> DATASET EXCERPTS:
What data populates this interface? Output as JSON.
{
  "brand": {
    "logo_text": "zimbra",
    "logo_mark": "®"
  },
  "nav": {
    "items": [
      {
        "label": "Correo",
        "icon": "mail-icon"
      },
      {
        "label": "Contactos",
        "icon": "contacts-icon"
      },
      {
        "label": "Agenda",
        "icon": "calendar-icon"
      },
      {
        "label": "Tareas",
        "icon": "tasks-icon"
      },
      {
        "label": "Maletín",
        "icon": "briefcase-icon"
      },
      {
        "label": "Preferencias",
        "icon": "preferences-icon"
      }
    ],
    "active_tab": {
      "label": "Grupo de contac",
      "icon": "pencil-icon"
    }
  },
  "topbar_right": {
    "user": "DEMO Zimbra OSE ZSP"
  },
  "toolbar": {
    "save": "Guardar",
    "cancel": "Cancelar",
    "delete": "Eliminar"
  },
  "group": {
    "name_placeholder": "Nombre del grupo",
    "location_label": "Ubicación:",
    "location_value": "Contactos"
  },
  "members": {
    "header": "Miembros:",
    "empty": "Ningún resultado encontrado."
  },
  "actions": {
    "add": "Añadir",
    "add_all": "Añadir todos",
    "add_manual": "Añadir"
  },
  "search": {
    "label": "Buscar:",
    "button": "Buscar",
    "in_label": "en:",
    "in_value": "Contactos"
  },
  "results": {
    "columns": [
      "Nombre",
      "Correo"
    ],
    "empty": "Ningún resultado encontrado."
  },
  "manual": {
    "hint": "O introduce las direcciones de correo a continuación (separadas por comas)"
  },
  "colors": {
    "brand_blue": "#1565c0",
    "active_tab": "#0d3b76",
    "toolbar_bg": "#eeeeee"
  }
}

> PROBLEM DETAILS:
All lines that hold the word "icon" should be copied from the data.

> SOLUTION TO THE EXERCISE:
        "icon": "mail-icon"
        "icon": "contacts-icon"
        "icon": "calendar-icon"
        "icon": "tasks-icon"
        "icon": "briefcase-icon"
        "icon": "preferences-icon"
      "icon": "pencil-icon"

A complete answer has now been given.